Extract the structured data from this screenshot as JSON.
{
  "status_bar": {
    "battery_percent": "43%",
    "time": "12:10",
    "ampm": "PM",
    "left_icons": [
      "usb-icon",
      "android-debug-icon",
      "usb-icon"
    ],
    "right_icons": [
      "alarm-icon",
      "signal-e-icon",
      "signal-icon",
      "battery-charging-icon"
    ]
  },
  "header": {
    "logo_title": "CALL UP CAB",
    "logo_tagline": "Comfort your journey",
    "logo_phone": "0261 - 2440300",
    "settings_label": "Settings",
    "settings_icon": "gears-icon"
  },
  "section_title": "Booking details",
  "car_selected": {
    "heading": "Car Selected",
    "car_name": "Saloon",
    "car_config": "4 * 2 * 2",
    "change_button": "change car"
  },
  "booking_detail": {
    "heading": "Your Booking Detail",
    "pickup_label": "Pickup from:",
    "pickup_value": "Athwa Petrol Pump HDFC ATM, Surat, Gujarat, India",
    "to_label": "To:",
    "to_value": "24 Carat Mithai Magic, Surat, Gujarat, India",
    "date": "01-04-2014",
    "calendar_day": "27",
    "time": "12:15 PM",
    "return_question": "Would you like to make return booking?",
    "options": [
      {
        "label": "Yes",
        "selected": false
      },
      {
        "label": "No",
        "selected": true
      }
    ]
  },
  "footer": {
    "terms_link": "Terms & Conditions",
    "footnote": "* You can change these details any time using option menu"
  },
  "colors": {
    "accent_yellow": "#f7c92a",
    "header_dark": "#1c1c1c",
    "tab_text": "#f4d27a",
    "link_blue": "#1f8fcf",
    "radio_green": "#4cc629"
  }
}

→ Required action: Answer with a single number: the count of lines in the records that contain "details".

→ Reply to the exercise: 2